Each Monday, we will highlight one of these 10 safety issues; thus, #MWLMonday. On #MWLMonday, we will offer brief, shareable items for social media– we’ll also give you links to learn more. We’ll share the stories of NTSB investigations, and the stories of everyday people—all with a focus on a safety concern identified on our MWL.

Another goal of our #MWLMonday postings is to encourage dialogue and discussion. What we’d really like to see is people adding their own stories, comments, and pictures to the conversation. We want people to share those tweets and posts with their friends on social media.

To join the conversation every week or to just see how NTSB is communicating safety messages nationwide, look out for #MWLMonday on Facebook and Twitter, or check out the NTSB Safety Compass Blog. (Add us to your “favorites” and start following #MWLMonday on Twitter now!)

Going viral can help fight America’s epidemic of transportation deaths and injuries. Help us start with #MWLMondays!

For questions about our social media efforts or to suggest a blog topic or Twitter conversation, mail to: SafetyAdvocacy@ntsb.gov.

Stephanie Shaw is a Safety Advocate in the NTSB Office of Safety Recommendations and Communications.

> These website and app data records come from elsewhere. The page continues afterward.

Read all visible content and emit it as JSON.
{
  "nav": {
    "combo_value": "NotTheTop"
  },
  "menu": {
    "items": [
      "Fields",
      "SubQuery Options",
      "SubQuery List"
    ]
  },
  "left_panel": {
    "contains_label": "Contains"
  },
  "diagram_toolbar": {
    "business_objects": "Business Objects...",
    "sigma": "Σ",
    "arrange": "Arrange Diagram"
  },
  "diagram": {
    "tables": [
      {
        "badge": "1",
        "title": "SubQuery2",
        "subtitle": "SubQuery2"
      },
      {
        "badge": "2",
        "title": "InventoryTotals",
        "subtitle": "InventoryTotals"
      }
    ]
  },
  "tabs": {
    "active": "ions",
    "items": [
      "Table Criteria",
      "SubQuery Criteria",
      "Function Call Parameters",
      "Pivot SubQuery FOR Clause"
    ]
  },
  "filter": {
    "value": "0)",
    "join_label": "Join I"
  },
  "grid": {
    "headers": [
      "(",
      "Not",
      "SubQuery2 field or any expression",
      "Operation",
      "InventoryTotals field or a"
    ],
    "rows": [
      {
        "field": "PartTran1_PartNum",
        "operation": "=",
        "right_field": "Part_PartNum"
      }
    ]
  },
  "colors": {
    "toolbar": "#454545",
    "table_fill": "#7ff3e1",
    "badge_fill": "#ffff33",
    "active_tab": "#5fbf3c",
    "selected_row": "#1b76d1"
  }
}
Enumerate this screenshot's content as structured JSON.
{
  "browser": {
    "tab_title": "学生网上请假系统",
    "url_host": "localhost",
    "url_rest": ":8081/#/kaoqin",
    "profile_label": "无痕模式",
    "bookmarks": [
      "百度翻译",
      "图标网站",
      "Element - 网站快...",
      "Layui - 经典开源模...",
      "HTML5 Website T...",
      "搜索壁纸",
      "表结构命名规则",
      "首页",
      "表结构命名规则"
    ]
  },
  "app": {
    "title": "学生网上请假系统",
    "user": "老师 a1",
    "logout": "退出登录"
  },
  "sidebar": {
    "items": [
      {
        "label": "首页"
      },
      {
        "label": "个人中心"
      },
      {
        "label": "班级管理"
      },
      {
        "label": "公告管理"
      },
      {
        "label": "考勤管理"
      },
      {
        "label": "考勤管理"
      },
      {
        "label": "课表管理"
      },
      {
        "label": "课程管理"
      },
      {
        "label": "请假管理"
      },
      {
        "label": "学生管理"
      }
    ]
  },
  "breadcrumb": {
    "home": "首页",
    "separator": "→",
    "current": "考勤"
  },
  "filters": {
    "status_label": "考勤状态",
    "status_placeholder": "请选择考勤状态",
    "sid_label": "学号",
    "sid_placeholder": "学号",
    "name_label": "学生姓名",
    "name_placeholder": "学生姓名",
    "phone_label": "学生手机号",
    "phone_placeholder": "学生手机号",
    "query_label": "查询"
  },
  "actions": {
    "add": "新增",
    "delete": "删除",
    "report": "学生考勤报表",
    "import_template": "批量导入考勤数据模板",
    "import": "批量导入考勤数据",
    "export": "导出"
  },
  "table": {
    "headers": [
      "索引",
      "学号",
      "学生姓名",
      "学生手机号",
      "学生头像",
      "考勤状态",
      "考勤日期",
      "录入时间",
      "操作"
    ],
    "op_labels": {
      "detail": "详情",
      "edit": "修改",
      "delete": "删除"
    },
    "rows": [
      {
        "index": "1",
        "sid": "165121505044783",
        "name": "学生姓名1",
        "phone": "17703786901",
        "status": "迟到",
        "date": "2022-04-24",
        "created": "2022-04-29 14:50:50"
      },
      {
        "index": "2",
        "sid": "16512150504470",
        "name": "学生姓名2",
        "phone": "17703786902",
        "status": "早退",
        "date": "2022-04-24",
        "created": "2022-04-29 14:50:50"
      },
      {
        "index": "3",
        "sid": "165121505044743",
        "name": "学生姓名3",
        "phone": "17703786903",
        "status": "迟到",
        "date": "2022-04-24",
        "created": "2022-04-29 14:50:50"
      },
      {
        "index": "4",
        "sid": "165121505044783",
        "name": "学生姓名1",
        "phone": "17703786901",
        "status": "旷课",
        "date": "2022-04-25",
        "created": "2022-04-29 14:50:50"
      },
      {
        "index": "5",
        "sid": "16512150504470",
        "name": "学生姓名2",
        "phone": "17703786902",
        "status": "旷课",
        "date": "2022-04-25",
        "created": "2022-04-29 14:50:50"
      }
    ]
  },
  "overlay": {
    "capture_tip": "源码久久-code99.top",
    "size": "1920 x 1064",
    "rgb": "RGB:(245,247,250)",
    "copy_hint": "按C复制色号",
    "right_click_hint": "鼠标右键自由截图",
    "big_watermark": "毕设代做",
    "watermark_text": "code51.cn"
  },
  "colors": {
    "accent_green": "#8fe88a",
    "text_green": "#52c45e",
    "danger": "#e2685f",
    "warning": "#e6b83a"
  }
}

Procedural Compliance: Taking the Problem to Industry

By Earl F. Weener, PhD

Today, the NTSB hosted members of the Commercial Aviation Safety Team (CAST), a group of key government and commercial aviation stakeholders working toward improving commercial aviation safety. CAST meets bimonthly and is focused on finding ways to reduce the commercial aviation fatality risk in the United States by at least 50 percent from 2010 to 2025.

At this meeting—hosted in the NTSB Board Room—I was proud to introduce an NTSB produced video to highlight a safety problem we see emerging from our accident investigations: failures of procedural compliance. “Procedural Compliance” is on the NTSB’s Most Wanted List of critical transportation safety improvements.

During investigations, we too often find that pilots have deviated from or failed to follow procedures related to flying stabilized approaches. Crashes have occurred because pilots did not maintain a sterile cockpit, monitor critical flight parameters, including airspeed, or heed aircraft limitations. Our investigators have discovered missed or incomplete pre-flight briefings and checklists, and callouts.

Our video highlights findings from seven crashes, including the Asiana flight 214 crash in San Francisco, California, in 2013, and the UPS crash in Birmingham, Alabama, also in 2013—as well as some lesser known crashes.

The key takeaways from this video that we shared with this room of pilots, operators, and regulators included:

  • SOPs are an important barrier to crew errors caused by fatigue, distraction, stress, or inattention
  • SOPs must be trained
  • SOPs must be consistently applied and reinforced by both companies and pilots
  • The crew concept is an important part of SOPs

Everyone plays a role in ensuring procedural compliance—the airline operator, the regulator, and the pilots. They must work together to develop clear, concise and reasonable procedures; make sure train to the procedures; and make sure procedures are followed. By achieving consistent and strong procedural compliance, we can continue our success in making commercial aviation one of the safest forms of transportation.

Dr. Weener is a Member of the NTSB Board.